Raking in $1.6 million and catching more than 6000 drivers per week, the large swathe of Northbourne Avenue and Barry Drive which is now a 40 km/h zone has quickly become a real pain point for motorists – as the 24,050 infringement notices issued from 5 July to 3 August attest.
But people with a burning letter in their hand should know that Access Canberra offers several possibilities to lessen the immediacy of the financial penalty, or alleviate it completely.
You can take action online, but you must do something within 28 days or face an additional fee.
Options include applying for a withdrawal, entering into a payment plan, or disputing the fine.
Generally, individuals who have a good driving record can apply for a withdrawal. It means you accept, in all likelihood, an infringement did occur, but you won’t have to pay it.
This requires a clean record of at least five years, and if you hold an interstate driver’s licence, you’ll have to provide the ACT Road Transport Authority (RTA) with a copy of your clean driving history from the relevant jurisdiction.
If this isn’t an option, and you’re concerned about paying the fine, or fines, in one hit, you can also apply to enter into a payment plan.
When you do this, the demerits will all be applied in one go, but the fine can be paid off in manageable instalments instead of all at once.

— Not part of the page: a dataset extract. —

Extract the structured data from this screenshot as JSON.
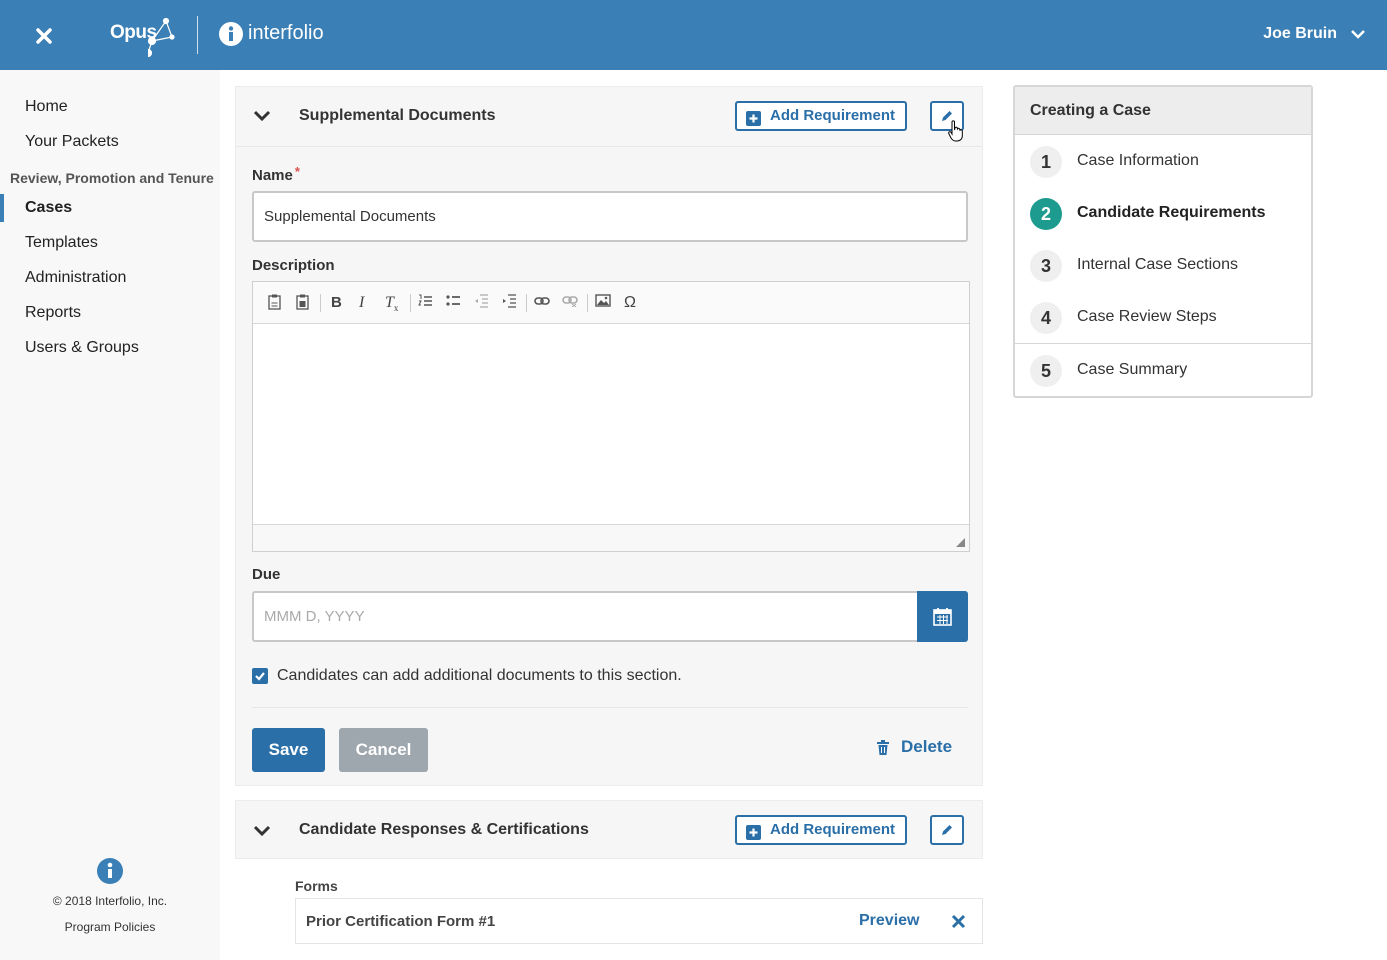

There’s also the possibility of entering a work or development plan, but there are quite significant criteria you have to meet, such as having a mental or physical disability, illness, or being subject to domestic violence or homelessness.
Experiencing financial hardship is also grounds to apply for a waiver. But once again, quite significant conditions apply to this, and you’re required to submit some detailed evidence to support it.

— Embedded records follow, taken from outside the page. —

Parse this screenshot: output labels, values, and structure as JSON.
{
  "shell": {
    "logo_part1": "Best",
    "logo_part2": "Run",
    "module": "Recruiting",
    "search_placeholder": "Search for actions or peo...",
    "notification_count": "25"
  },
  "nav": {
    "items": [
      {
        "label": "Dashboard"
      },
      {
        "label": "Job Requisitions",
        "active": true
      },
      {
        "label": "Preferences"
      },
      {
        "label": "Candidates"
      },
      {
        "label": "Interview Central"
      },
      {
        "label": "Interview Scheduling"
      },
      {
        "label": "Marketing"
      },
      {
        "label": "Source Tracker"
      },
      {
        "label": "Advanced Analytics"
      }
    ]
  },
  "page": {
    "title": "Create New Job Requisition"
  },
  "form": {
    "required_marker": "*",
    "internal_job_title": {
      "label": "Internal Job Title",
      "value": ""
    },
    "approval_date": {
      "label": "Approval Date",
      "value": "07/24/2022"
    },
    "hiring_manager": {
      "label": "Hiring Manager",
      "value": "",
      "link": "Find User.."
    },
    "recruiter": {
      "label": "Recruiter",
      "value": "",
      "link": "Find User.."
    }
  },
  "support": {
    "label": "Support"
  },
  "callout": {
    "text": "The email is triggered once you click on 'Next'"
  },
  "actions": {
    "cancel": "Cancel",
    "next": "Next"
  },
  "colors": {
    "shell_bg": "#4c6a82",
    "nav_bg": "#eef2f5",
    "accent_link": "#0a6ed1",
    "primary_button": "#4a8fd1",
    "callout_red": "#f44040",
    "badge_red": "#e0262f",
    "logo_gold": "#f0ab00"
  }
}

If somebody else was driving your vehicle at the time of the infringement, you must complete an online declaration to notify the RTA before you pay the fine. But once the fine has been paid, the associated demerit points will be applied to your licence and cannot be transferred to the responsible party.
There’s also the option of disputing the fine.
This should only be picked if you don’t think you’re liable for the infringement because, in these instances, Access Canberra will refer the matter to the courts.
You can also request more time, either because you can’t pay it yet, or you can’t yet decide which of the options you want to take.
Fines start at $260 and range up to $1830. Motorists caught driving between 15 km/h and 30 km/h above the speed limit can face fines of more than $438 and three demerit points.
Canberrans do not need to attend an Access Canberra Service Centre in order to pay, manage or dispute their infringement, but should be advised that all service centres are cashless.
Payment can also be made at your local post office, or by cheque via post.
If you do require assistance, you can call 13 22 81 or visit one of the five service centres in Tuggeranong, Woden, Gungahlin, Dickson and Belconnen.
A spokesperson for Access Canberra described the new 40 km/h zones as imperative to maintain a safe environment for all pedestrians and road users.
“Preliminary data shows we have already seen an approximate 36 per cent reduction in the number of crashes since the new 40 km/h zone was introduced,” said the spokesperson.